··· SOURCE RECORDS

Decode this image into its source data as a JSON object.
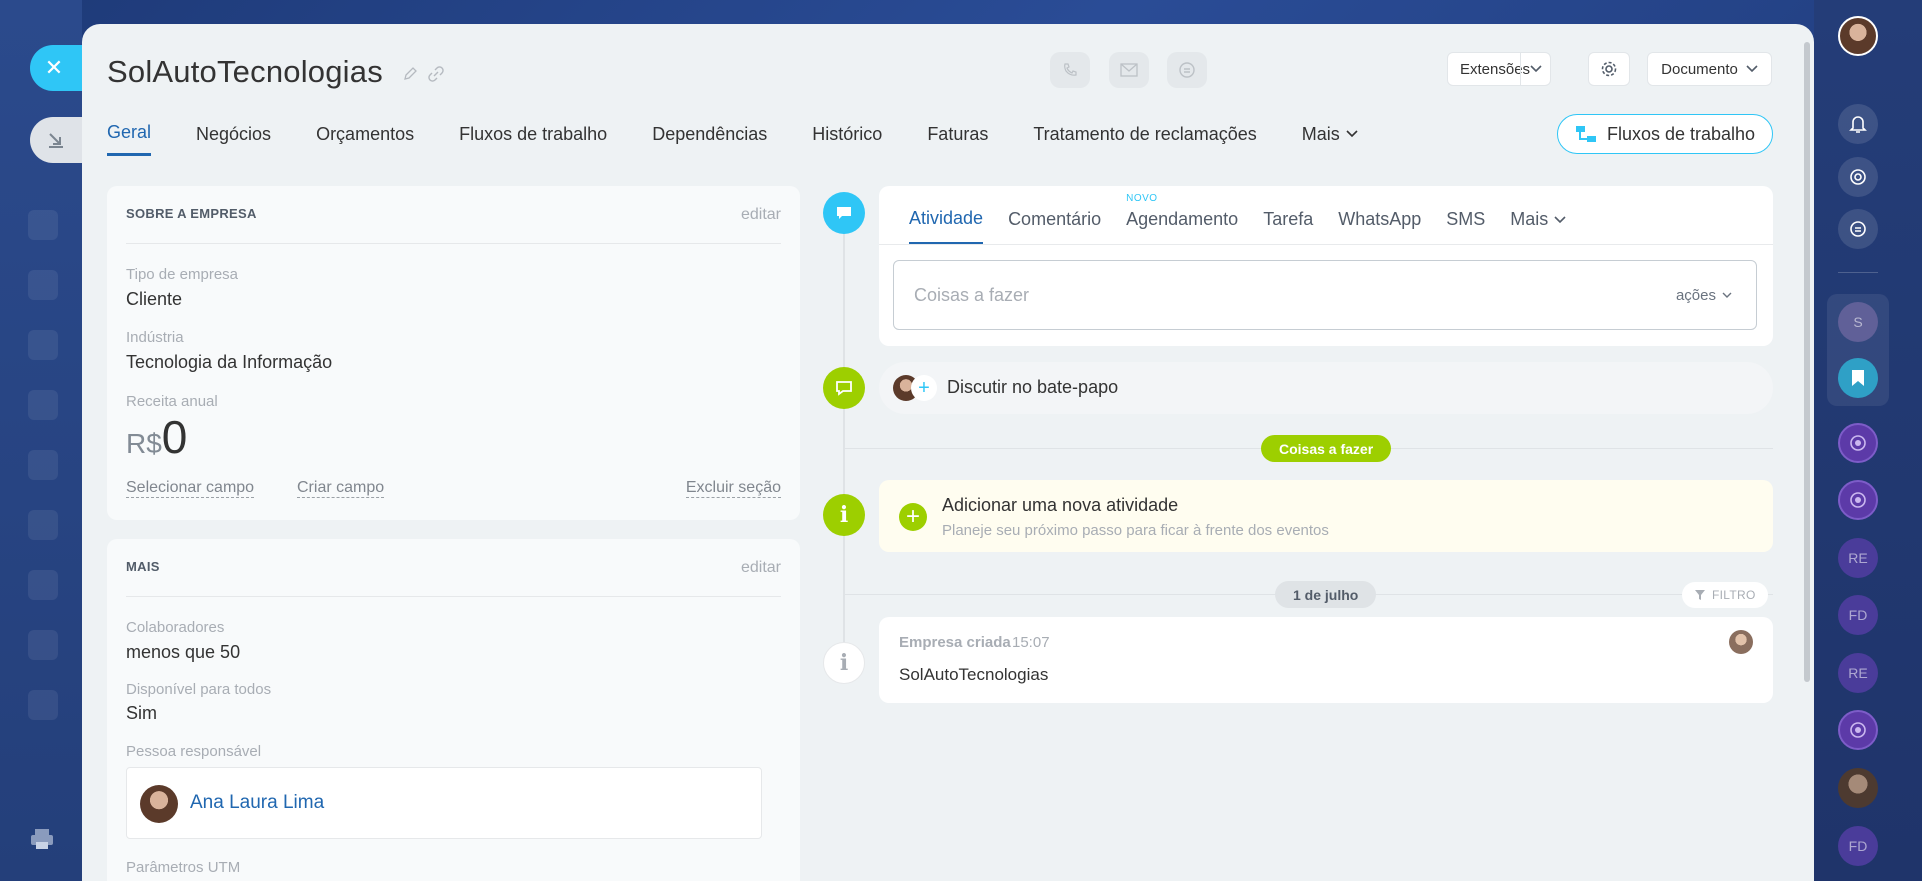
{
  "header": {
    "title": "SolAutoTecnologias",
    "extensions_label": "Extensões",
    "document_label": "Documento"
  },
  "tabs": [
    {
      "label": "Geral"
    },
    {
      "label": "Negócios"
    },
    {
      "label": "Orçamentos"
    },
    {
      "label": "Fluxos de trabalho"
    },
    {
      "label": "Dependências"
    },
    {
      "label": "Histórico"
    },
    {
      "label": "Faturas"
    },
    {
      "label": "Tratamento de reclamações"
    },
    {
      "label": "Mais"
    }
  ],
  "workflow_button": "Fluxos de trabalho",
  "about": {
    "heading": "SOBRE A EMPRESA",
    "edit": "editar",
    "company_type_label": "Tipo de empresa",
    "company_type": "Cliente",
    "industry_label": "Indústria",
    "industry": "Tecnologia da Informação",
    "revenue_label": "Receita anual",
    "currency": "R$",
    "revenue": "0",
    "select_field": "Selecionar campo",
    "create_field": "Criar campo",
    "delete_section": "Excluir seção"
  },
  "more": {
    "heading": "MAIS",
    "edit": "editar",
    "employees_label": "Colaboradores",
    "employees": "menos que 50",
    "available_label": "Disponível para todos",
    "available": "Sim",
    "responsible_label": "Pessoa responsável",
    "responsible": "Ana Laura Lima",
    "utm_label": "Parâmetros UTM"
  },
  "editor": {
    "tabs": [
      {
        "label": "Atividade"
      },
      {
        "label": "Comentário"
      },
      {
        "label": "Agendamento",
        "badge": "NOVO"
      },
      {
        "label": "Tarefa"
      },
      {
        "label": "WhatsApp"
      },
      {
        "label": "SMS"
      },
      {
        "label": "Mais"
      }
    ],
    "placeholder": "Coisas a fazer",
    "actions": "ações"
  },
  "chat": {
    "label": "Discutir no bate-papo"
  },
  "timeline": {
    "todo_pill": "Coisas a fazer",
    "add_title": "Adicionar uma nova atividade",
    "add_sub": "Planeje seu próximo passo para ficar à frente dos eventos",
    "date_pill": "1 de julho",
    "filter": "FILTRO",
    "event_type": "Empresa criada",
    "event_time": "15:07",
    "event_body": "SolAutoTecnologias"
  },
  "sidebar_right": {
    "items": [
      "S",
      "RE",
      "FD",
      "RE",
      "FD"
    ]
  },
  "colors": {
    "accent": "#2067b0",
    "cyan": "#2fc6f6",
    "green": "#9dcf00"
  }
}
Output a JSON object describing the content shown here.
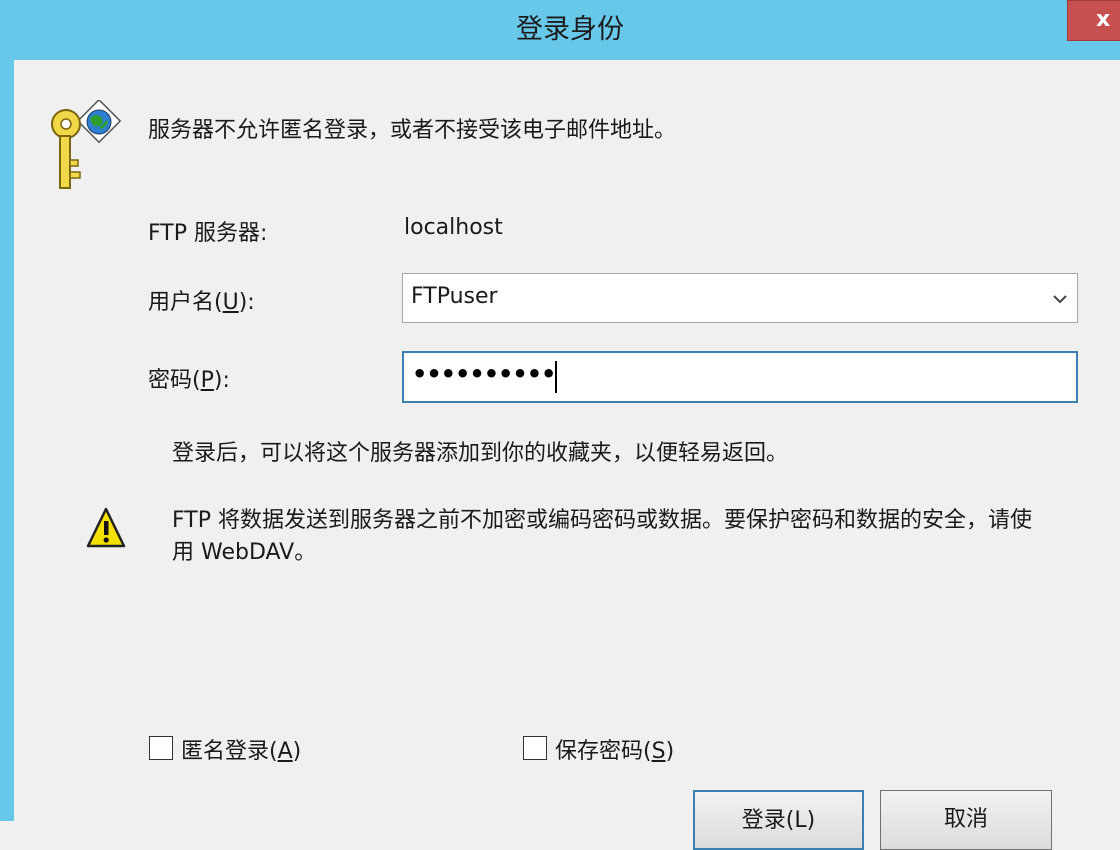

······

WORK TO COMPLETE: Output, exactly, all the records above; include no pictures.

OUTPUT BELOW:
Decode this image into its source data as a JSON object.
{
  "header": {
    "title": "SolAutoTecnologias",
    "extensions_label": "Extensões",
    "document_label": "Documento"
  },
  "tabs": [
    {
      "label": "Geral"
    },
    {
      "label": "Negócios"
    },
    {
      "label": "Orçamentos"
    },
    {
      "label": "Fluxos de trabalho"
    },
    {
      "label": "Dependências"
    },
    {
      "label": "Histórico"
    },
    {
      "label": "Faturas"
    },
    {
      "label": "Tratamento de reclamações"
    },
    {
      "label": "Mais"
    }
  ],
  "workflow_button": "Fluxos de trabalho",
  "about": {
    "heading": "SOBRE A EMPRESA",
    "edit": "editar",
    "company_type_label": "Tipo de empresa",
    "company_type": "Cliente",
    "industry_label": "Indústria",
    "industry": "Tecnologia da Informação",
    "revenue_label": "Receita anual",
    "currency": "R$",
    "revenue": "0",
    "select_field": "Selecionar campo",
    "create_field": "Criar campo",
    "delete_section": "Excluir seção"
  },
  "more": {
    "heading": "MAIS",
    "edit": "editar",
    "employees_label": "Colaboradores",
    "employees": "menos que 50",
    "available_label": "Disponível para todos",
    "available": "Sim",
    "responsible_label": "Pessoa responsável",
    "responsible": "Ana Laura Lima",
    "utm_label": "Parâmetros UTM"
  },
  "editor": {
    "tabs": [
      {
        "label": "Atividade"
      },
      {
        "label": "Comentário"
      },
      {
        "label": "Agendamento",
        "badge": "NOVO"
      },
      {
        "label": "Tarefa"
      },
      {
        "label": "WhatsApp"
      },
      {
        "label": "SMS"
      },
      {
        "label": "Mais"
      }
    ],
    "placeholder": "Coisas a fazer",
    "actions": "ações"
  },
  "chat": {
    "label": "Discutir no bate-papo"
  },
  "timeline": {
    "todo_pill": "Coisas a fazer",
    "add_title": "Adicionar uma nova atividade",
    "add_sub": "Planeje seu próximo passo para ficar à frente dos eventos",
    "date_pill": "1 de julho",
    "filter": "FILTRO",
    "event_type": "Empresa criada",
    "event_time": "15:07",
    "event_body": "SolAutoTecnologias"
  },
  "sidebar_right": {
    "items": [
      "S",
      "RE",
      "FD",
      "RE",
      "FD"
    ]
  },
  "colors": {
    "accent": "#2067b0",
    "cyan": "#2fc6f6",
    "green": "#9dcf00"
  }
}
Output a JSON object describing the content shown here.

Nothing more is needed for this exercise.